    I need some help regarding this project. Can you help me please?

    Hey Mert This project is awesome. can u tell me that is there a website through which we can get online printed material just like jlc pcb

    1 reply

    //Receiver Code (Hand) - Mert Arduino and Tech

    #include <Servo.h> //the library which helps us to control the servo motor

    #include <SPI.h> //the communication interface with the modem

    #include "RF24.h" //the library which helps us to control the radio modem

    //define the servo name

    Servo myServo1;

    Servo myServo3;

    Servo myServo4;

    Servo myServo2;

    Servo myServo5;

    RF24 radio(9,10); /*This object represents a modem connected to the Arduino.

    Arguments 9 and 10 are a digital pin numbers to which signals
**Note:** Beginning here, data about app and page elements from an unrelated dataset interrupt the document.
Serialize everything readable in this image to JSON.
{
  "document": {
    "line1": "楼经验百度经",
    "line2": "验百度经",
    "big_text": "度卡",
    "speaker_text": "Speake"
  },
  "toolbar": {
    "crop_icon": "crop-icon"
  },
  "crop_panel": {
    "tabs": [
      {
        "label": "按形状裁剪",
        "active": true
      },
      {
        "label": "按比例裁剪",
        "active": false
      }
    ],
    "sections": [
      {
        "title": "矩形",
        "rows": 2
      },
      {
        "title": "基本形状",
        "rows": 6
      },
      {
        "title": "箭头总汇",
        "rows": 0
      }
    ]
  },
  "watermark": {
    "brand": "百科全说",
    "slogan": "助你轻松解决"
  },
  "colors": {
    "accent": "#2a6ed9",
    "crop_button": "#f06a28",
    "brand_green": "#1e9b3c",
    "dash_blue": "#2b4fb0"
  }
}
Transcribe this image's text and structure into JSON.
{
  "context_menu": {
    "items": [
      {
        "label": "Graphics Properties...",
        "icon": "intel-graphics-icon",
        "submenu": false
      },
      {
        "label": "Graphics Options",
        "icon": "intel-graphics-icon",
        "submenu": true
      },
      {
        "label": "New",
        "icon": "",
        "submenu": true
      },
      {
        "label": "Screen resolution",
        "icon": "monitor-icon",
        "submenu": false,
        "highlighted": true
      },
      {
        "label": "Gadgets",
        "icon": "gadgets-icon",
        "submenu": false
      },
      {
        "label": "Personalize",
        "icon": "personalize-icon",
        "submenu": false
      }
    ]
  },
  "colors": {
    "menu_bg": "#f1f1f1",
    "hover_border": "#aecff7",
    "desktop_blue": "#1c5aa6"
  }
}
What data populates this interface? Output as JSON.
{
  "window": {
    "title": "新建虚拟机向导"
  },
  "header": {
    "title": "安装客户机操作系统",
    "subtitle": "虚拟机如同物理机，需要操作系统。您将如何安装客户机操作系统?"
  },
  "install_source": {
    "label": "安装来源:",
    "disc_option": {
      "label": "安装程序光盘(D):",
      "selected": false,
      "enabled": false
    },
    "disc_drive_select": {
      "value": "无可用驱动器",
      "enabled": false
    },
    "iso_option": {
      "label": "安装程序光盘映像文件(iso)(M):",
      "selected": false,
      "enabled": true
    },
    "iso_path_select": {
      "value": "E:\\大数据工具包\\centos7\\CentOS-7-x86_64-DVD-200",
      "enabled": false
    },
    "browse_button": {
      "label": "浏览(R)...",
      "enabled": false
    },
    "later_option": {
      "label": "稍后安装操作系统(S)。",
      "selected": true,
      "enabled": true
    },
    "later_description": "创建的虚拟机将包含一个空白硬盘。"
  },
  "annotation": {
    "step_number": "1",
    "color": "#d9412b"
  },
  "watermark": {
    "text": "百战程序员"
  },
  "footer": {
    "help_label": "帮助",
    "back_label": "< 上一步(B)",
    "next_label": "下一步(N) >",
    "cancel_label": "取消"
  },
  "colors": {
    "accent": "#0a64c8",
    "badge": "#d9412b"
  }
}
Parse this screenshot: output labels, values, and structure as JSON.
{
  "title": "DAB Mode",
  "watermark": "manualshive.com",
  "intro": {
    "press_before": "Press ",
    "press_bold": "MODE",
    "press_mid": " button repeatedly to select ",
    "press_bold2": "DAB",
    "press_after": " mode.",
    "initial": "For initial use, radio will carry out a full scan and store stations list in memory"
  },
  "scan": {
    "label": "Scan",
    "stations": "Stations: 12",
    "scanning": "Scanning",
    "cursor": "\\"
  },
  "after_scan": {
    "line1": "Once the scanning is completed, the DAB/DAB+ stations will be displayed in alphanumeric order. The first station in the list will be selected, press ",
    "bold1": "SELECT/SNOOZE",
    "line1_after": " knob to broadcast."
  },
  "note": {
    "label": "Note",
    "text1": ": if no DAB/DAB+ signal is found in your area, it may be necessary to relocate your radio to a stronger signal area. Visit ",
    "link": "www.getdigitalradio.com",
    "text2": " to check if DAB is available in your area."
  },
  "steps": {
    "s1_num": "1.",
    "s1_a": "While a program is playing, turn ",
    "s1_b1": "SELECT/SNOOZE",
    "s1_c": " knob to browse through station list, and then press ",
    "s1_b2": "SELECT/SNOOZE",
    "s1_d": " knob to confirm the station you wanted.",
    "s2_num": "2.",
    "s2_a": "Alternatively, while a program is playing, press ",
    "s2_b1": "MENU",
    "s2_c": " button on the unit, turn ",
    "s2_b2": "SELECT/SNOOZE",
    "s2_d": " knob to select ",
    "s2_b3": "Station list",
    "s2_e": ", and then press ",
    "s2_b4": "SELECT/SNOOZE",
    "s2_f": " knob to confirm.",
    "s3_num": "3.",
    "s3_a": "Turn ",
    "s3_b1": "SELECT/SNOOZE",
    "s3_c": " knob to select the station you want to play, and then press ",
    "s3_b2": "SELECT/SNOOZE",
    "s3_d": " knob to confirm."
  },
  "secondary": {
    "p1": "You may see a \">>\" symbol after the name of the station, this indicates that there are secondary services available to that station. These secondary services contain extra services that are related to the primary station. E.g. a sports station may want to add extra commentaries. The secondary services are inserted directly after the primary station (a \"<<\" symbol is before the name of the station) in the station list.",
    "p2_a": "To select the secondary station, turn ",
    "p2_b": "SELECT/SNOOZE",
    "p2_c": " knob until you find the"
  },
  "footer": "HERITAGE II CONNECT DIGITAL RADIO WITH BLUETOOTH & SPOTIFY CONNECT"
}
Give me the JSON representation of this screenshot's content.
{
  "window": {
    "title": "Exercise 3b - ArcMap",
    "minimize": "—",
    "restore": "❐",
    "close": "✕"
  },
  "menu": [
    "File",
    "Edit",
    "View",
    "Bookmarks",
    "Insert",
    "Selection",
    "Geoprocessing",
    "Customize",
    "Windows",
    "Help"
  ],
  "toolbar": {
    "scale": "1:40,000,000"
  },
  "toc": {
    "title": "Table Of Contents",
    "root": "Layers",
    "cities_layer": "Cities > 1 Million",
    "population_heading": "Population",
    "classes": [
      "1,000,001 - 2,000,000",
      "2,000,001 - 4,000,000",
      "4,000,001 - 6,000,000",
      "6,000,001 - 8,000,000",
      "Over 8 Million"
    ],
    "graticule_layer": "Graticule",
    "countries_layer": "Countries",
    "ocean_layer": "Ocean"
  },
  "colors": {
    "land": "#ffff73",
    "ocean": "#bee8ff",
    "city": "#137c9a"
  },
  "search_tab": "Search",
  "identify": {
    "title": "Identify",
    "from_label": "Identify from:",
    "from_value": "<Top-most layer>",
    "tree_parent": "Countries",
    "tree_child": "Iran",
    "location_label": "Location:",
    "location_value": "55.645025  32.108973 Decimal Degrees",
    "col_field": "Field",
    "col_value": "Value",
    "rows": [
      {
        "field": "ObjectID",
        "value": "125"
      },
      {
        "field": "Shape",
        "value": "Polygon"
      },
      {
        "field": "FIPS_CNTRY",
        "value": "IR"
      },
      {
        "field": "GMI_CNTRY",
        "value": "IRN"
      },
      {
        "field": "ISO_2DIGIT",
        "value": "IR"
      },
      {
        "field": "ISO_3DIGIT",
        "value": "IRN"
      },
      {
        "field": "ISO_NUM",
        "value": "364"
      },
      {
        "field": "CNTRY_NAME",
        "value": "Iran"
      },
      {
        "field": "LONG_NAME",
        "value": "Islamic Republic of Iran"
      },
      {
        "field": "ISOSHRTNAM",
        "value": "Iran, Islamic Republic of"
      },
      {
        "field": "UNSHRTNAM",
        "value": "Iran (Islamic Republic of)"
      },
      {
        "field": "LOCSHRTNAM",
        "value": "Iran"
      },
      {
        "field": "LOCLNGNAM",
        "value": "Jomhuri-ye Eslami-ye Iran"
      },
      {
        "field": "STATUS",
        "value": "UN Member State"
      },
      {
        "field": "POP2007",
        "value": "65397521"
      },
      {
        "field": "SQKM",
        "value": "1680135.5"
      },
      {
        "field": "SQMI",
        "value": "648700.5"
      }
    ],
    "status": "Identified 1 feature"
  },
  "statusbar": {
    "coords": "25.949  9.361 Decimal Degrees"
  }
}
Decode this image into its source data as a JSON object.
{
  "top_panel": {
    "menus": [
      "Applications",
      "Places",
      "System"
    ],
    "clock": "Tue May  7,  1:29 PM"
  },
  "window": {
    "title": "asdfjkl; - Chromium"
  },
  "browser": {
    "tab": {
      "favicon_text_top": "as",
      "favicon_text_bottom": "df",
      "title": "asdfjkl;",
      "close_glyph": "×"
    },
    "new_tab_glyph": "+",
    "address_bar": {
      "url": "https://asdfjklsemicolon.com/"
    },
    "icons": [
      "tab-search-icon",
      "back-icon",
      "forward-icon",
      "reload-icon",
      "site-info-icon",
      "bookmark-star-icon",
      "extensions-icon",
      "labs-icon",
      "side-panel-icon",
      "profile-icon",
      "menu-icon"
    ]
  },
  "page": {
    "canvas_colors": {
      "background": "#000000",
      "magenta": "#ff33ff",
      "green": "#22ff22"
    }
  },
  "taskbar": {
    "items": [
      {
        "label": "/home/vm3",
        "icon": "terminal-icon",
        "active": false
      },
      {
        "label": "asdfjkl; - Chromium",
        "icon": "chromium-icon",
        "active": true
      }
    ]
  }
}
    CE and CSN are connected.*/

    const uint64_t pipe = 0xE8E8F0F0E1LL; //the address of the modem,that will receive data from the Arduino.

    int msg[5];

    void setup(){

    //define the servo input pins

    myServo1.attach(15); //A1

    myServo2.attach(16); //A2

    myServo3.attach(17); //A3

    myServo4.attach(18); //A4

    myServo5.attach(19); //A5

    radio.begin(); //it activates the modem.

    radio.openReadingPipe(1, pipe); //determines the address of our modem which receive data.

    radio.startListening(); //enable receiving data via modem

    }

    void loop(){

    if(radio.available()){

    bool done = false;

    while (!done){

    done = radio.read(msg, sizeof(msg));

    myServo1.write(msg[2]); //A1

    myServo2.write(msg[4]); //A2

    myServo3.write(msg[3]); //A3

    myServo4.write(msg[1]); //A4

    myServo5.write(msg[0]); //A5

    }

    }

    }

    in this code there is an error in the line which is in bold letters how to solve that

    How much is the total cost of this hand?